One of her most special moments of volunteering happened during a spring Visiting Naturalist in the Schools field trip. She had set up her group of students at their individual spots along the trail, each to study a different natural history topic, and when she went back to check on the first boy in the group, he was crying. She asked him what was wrong, and he told her, “I just moved here from Cincinnati, and I’ve never heard silence before. I’ve never been this close to nature, to a real tree, and nobody else around.”
Then he asked, “…could I just sit here for a moment?” Sherri told him yes, of course he could. And in that moment she realized anew the importance of appreciating this special place we live. “Sometimes we take it for granted,” she says. “But this young man really made me appreciate it all again. It’s those insights I get from the kids that make this experience so rare and special.”

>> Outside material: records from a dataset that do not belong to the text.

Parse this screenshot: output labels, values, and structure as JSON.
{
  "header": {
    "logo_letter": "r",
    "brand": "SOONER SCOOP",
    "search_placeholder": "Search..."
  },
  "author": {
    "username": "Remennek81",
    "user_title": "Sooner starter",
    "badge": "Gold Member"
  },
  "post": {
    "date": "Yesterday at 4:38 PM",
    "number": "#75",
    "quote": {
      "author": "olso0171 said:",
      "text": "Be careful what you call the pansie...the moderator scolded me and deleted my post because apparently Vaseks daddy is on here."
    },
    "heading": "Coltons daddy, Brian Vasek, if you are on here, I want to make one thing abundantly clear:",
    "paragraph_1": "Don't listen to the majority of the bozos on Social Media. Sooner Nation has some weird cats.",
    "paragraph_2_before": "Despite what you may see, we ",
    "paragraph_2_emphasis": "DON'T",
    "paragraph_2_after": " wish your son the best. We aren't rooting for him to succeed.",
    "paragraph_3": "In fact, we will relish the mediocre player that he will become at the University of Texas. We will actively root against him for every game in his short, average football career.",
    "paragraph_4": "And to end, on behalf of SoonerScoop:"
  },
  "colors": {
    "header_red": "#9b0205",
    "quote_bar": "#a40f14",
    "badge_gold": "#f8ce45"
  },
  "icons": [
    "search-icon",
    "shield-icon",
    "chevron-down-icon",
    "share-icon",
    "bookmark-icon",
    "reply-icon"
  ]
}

Earlier this year Sherri was diagnosed with terminal lung cancer, and she is choosing to make each day rich and meaningful, continuing to give of herself as much as she can. “I think [volunteering at MNHC] is one of the reasons I’m doing so well,” she says. “These kids, this place, give me something to fight for. I don’t want to have to give up working with kids. These have been the best few years of my life. It’s filled an empty spot in my heart, to be sure.”
And she’s filled a big place in our hearts, too.
Help us to continue to provide these moments for kids to appreciate the world around them.
To sit in the quiet.
To observe something in the wild.
And to inspire adults to stay involved by volunteering with us.